Absolutely positioned elements are completely removed from the document flow. This means they don't take up any space. Or, to phrase it differently, they don't affect subsequent elements. We thus have to make sure ourselves that no other content ends up underneath our positioned element, unless that is the very effect we're after, of course.
An absolutely positioned element with top:100px is consequently placed so that its top edge is 100 pixels from the top edge of its containing block. In browsers that support CSS you can specify all four edges and let the browser compute the width and the height. Unfortunately this doesn't work in Internet Explorer, so it's almost always necessary to specify at least the width of an absolutely positioned element.
It is perfectly legal to specify negative values for the edge properties, but if you do, you should be very aware of what the containing block is. Otherwise you risk putting the element completely or partially off the screen.
We established earlier that absolute positioning is relative, so it should come as no surprise that fixed positioning is absolute.
An element with position:fixed is positioned absolutely with respect to the viewport (the browser window). Fixed positioning is very similar to absolute positioning, but there are differences. The position is always computed with respect to the viewport; the viewport is always the containing block. The element is removed from the document flow and it stays put even if the user scrolls the document.
Unfortunately Internet Explorer doesn't support fixed positioning. There are a number of more or less complicated ways to circumvent that, but fixed positioning isn't actually as useful as one may think. Sure, it's conceivable to have a menu in the left or right column that is always visible, but most users today expect everything on the page to move upwards when they scroll.
Absolute positioning is useful for multi-column layouts, as long as you always know which column is longest. Since the absolutely positioned elements are removed from the document flow, the don't affect subsequent elements. Therefore it is very difficult to have a full-width footer appear after all the columns.

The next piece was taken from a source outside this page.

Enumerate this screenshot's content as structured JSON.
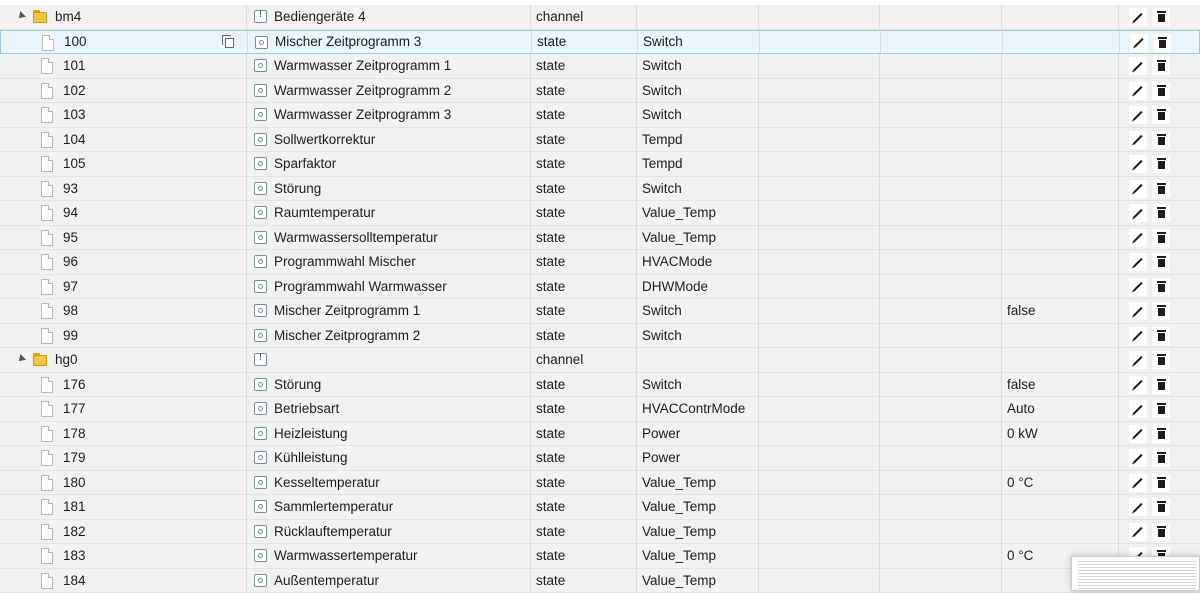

As with any web design, you should try to use relative units with positioning, so that the layout can adapt to different window sizes. The value for left, for instance, should be specified in em or %, not in px.
If you specify the width for an absolutely positioned element, either explicitly via width in percents, or implicitly via left and right, the standard says that it should be computed relative to the containing block. Both Internet Explorer and Opera get this wrong, unfortunately, and use the width of the parent element as the basis for their computations. Gecko-based browsers like Mozilla and Firefox behave correctly.
With all types of positioning, including relative, you should set margins and padding explicitly, especially if you want it to look the same cross-browser. Browsers have different standard values for these properties.
When positioned elements overlap, we can control the stacking order with the z-index property. The higher the z-index, the closer to the user the element ends up. Unfortunately this isn't quite as straightforward as it sounds, since each containing block establishes its own context for z-index. So to put one element on top of another element, with a different containing block, you need to increase the z-index for the first element's containing block. In really complex layouts you can find yourself in impossible situations, if you want to stack three elements where the middle one has a different containing block than the other two. As far as we know, this cannot be done.
Absolute positioning is often used with DIV elements, but it's perfectly valid to position any element.